## What to produce
Read the data line by line and say how many lines contain the string "this", giving the number alone.

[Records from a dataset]
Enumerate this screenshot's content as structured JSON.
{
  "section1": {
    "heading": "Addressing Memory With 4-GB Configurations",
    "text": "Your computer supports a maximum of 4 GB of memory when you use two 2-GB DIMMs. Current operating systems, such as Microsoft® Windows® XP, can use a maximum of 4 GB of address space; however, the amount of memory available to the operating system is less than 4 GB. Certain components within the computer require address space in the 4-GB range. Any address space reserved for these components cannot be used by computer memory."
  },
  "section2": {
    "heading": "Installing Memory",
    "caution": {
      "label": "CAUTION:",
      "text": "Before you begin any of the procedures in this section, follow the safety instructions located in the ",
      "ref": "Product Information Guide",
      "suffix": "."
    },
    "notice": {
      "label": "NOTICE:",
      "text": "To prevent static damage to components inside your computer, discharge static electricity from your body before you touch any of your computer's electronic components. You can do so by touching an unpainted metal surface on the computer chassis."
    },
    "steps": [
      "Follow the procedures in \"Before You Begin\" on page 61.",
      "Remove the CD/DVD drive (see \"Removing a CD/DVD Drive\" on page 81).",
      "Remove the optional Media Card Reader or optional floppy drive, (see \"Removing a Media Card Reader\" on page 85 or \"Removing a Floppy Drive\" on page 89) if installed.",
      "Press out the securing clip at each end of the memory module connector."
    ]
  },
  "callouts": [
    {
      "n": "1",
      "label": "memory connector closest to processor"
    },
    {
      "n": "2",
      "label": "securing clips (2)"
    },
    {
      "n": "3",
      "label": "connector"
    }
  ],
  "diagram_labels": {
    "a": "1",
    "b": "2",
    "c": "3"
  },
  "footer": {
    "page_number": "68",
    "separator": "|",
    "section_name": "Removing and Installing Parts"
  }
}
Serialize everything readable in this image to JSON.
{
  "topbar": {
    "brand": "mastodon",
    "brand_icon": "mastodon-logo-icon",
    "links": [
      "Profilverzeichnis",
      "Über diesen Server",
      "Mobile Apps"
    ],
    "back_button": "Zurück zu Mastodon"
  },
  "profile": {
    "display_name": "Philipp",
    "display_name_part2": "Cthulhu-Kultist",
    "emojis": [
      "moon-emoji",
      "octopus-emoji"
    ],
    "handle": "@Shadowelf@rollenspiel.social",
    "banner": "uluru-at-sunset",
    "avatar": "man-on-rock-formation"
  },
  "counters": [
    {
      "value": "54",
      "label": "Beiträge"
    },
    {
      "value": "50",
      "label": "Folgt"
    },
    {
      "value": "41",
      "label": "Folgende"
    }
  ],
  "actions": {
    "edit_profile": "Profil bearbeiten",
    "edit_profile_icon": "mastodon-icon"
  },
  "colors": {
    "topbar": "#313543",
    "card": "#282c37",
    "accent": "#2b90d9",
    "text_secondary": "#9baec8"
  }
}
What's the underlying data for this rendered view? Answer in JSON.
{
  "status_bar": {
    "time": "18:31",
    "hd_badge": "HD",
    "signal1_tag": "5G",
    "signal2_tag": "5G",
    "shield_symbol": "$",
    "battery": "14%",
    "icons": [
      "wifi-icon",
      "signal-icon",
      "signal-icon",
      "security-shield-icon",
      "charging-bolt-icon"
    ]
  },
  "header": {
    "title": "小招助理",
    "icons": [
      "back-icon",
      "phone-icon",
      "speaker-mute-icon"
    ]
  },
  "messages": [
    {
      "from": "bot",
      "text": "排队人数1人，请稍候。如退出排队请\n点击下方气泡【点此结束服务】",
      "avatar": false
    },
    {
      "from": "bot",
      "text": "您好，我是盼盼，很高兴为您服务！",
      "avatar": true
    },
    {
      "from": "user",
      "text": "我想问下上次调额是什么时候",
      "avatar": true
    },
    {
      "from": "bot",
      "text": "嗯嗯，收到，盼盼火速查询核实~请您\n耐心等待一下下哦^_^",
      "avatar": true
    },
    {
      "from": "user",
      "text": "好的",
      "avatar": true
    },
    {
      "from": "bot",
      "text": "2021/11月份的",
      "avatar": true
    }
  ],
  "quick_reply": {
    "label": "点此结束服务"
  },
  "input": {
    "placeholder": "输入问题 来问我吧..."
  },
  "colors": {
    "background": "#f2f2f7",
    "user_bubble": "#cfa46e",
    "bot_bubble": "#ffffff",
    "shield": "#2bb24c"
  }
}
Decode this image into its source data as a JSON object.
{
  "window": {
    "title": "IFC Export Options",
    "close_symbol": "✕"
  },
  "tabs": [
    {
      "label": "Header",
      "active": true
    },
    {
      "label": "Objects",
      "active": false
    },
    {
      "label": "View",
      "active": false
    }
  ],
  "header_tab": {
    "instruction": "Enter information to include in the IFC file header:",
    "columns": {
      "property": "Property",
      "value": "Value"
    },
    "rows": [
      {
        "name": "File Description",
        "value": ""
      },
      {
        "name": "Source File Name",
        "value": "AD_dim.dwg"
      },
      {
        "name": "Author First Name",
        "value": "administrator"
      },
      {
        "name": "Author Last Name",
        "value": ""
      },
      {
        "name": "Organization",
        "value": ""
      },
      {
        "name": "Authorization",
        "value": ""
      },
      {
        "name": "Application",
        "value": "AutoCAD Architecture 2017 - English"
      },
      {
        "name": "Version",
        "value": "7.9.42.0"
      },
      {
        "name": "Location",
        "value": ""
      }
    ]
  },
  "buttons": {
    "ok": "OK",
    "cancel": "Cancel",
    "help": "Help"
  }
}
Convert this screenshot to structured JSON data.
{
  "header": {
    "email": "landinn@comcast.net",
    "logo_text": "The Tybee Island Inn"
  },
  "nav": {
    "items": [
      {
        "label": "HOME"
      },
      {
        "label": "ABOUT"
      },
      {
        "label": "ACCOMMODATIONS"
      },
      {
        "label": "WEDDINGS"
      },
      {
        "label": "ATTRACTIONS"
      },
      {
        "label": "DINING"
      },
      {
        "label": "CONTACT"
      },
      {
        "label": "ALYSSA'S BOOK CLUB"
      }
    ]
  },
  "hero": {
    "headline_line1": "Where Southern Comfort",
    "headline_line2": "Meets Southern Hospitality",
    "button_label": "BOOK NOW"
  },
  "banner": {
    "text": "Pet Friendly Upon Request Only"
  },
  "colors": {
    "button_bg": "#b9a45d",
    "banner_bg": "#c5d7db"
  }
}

## Task response
6